-------- DATA FOR THIS TASK --------
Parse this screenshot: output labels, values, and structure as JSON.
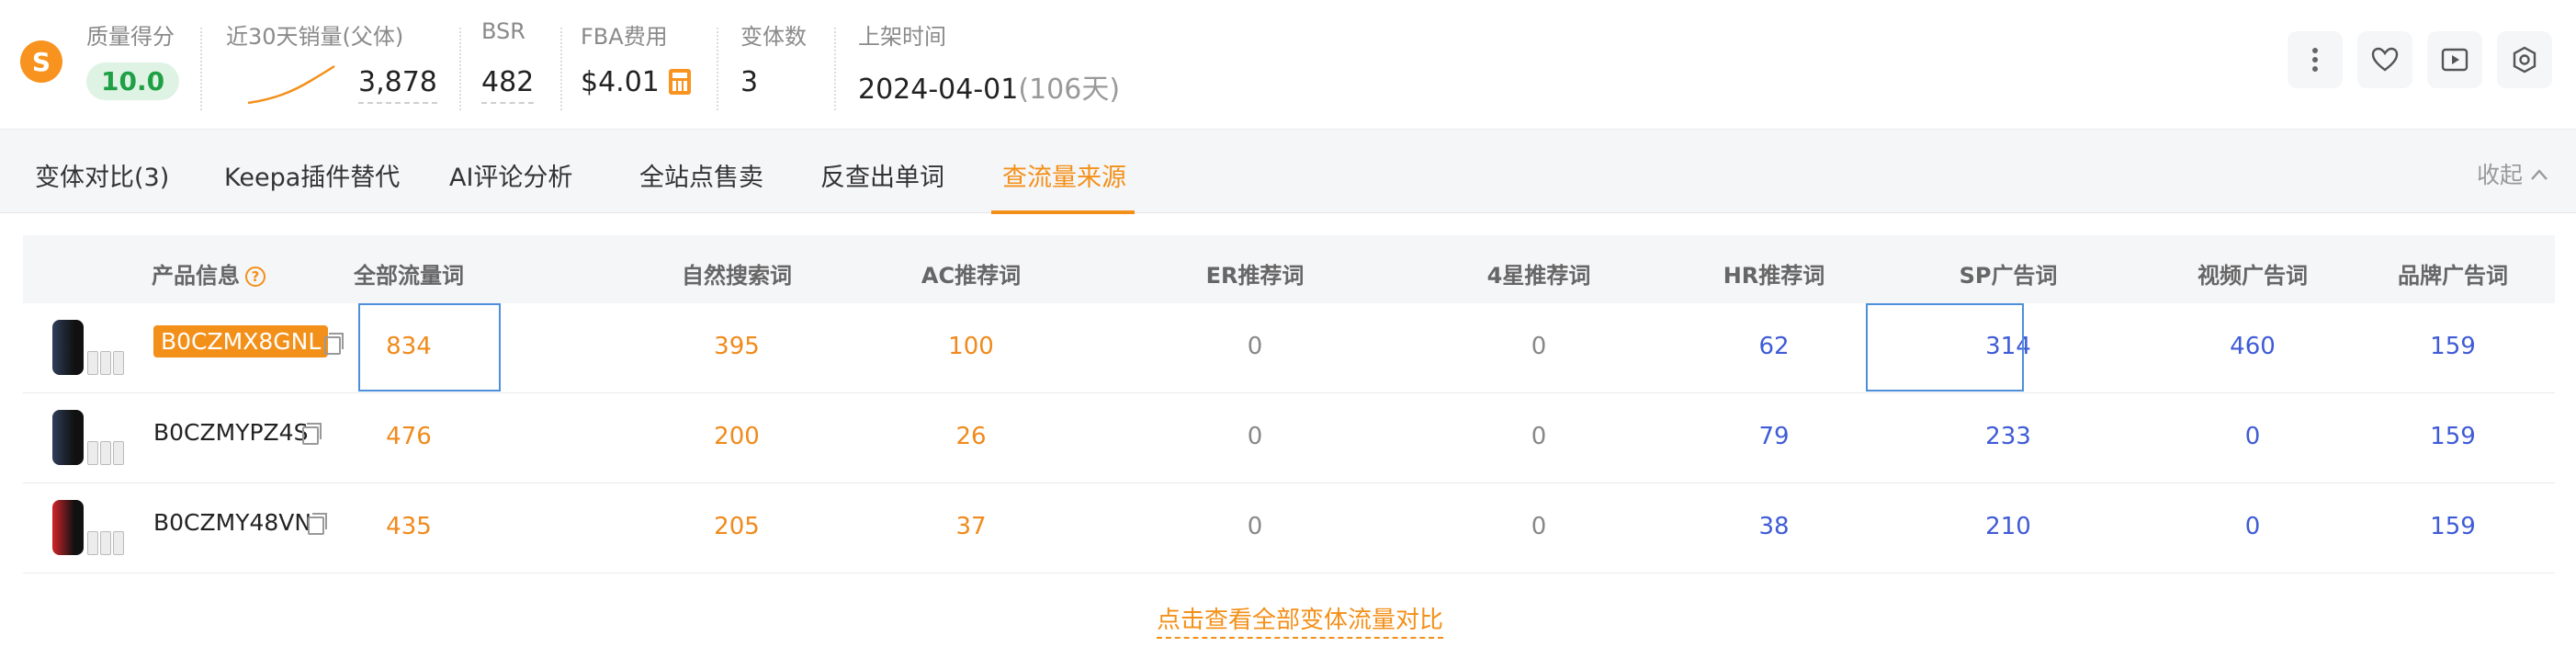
{
  "stats": {
    "quality": {
      "label": "质量得分",
      "value": "10.0"
    },
    "sales": {
      "label": "近30天销量(父体)",
      "value": "3,878"
    },
    "bsr": {
      "label": "BSR",
      "value": "482"
    },
    "fba": {
      "label": "FBA费用",
      "value": "$4.01"
    },
    "variants": {
      "label": "变体数",
      "value": "3"
    },
    "listed": {
      "label": "上架时间",
      "date": "2024-04-01",
      "days": "(106天)"
    }
  },
  "toolbar_icons": [
    "more-vertical-icon",
    "heart-icon",
    "video-icon",
    "settings-icon"
  ],
  "tabs": [
    {
      "label": "变体对比(3)"
    },
    {
      "label": "Keepa插件替代"
    },
    {
      "label": "AI评论分析"
    },
    {
      "label": "全站点售卖"
    },
    {
      "label": "反查出单词"
    },
    {
      "label": "查流量来源",
      "active": true
    }
  ],
  "collapse_label": "收起",
  "table": {
    "headers": [
      "产品信息",
      "全部流量词",
      "自然搜索词",
      "AC推荐词",
      "ER推荐词",
      "4星推荐词",
      "HR推荐词",
      "SP广告词",
      "视频广告词",
      "品牌广告词"
    ],
    "rows": [
      {
        "asin": "B0CZMX8GNL",
        "color": "#2f3e5a",
        "values": [
          "834",
          "395",
          "100",
          "0",
          "0",
          "62",
          "314",
          "460",
          "159"
        ]
      },
      {
        "asin": "B0CZMYPZ4S",
        "color": "#2f3e5a",
        "values": [
          "476",
          "200",
          "26",
          "0",
          "0",
          "79",
          "233",
          "0",
          "159"
        ]
      },
      {
        "asin": "B0CZMY48VN",
        "color": "#d2232a",
        "values": [
          "435",
          "205",
          "37",
          "0",
          "0",
          "38",
          "210",
          "0",
          "159"
        ]
      }
    ]
  },
  "footer_link": "点击查看全部变体流量对比",
  "colors": {
    "accent": "#f39019",
    "blue": "#3f5bd6",
    "green": "#1fa045"
  }
}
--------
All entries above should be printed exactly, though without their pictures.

## RESULT FOR THIS TASK
Parse this screenshot: output labels, values, and structure as JSON.
{
  "stats": {
    "quality": {
      "label": "质量得分",
      "value": "10.0"
    },
    "sales": {
      "label": "近30天销量(父体)",
      "value": "3,878"
    },
    "bsr": {
      "label": "BSR",
      "value": "482"
    },
    "fba": {
      "label": "FBA费用",
      "value": "$4.01"
    },
    "variants": {
      "label": "变体数",
      "value": "3"
    },
    "listed": {
      "label": "上架时间",
      "date": "2024-04-01",
      "days": "(106天)"
    }
  },
  "toolbar_icons": [
    "more-vertical-icon",
    "heart-icon",
    "video-icon",
    "settings-icon"
  ],
  "tabs": [
    {
      "label": "变体对比(3)"
    },
    {
      "label": "Keepa插件替代"
    },
    {
      "label": "AI评论分析"
    },
    {
      "label": "全站点售卖"
    },
    {
      "label": "反查出单词"
    },
    {
      "label": "查流量来源",
      "active": true
    }
  ],
  "collapse_label": "收起",
  "table": {
    "headers": [
      "产品信息",
      "全部流量词",
      "自然搜索词",
      "AC推荐词",
      "ER推荐词",
      "4星推荐词",
      "HR推荐词",
      "SP广告词",
      "视频广告词",
      "品牌广告词"
    ],
    "rows": [
      {
        "asin": "B0CZMX8GNL",
        "color": "#2f3e5a",
        "values": [
          "834",
          "395",
          "100",
          "0",
          "0",
          "62",
          "314",
          "460",
          "159"
        ]
      },
      {
        "asin": "B0CZMYPZ4S",
        "color": "#2f3e5a",
        "values": [
          "476",
          "200",
          "26",
          "0",
          "0",
          "79",
          "233",
          "0",
          "159"
        ]
      },
      {
        "asin": "B0CZMY48VN",
        "color": "#d2232a",
        "values": [
          "435",
          "205",
          "37",
          "0",
          "0",
          "38",
          "210",
          "0",
          "159"
        ]
      }
    ]
  },
  "footer_link": "点击查看全部变体流量对比",
  "colors": {
    "accent": "#f39019",
    "blue": "#3f5bd6",
    "green": "#1fa045"
  }
}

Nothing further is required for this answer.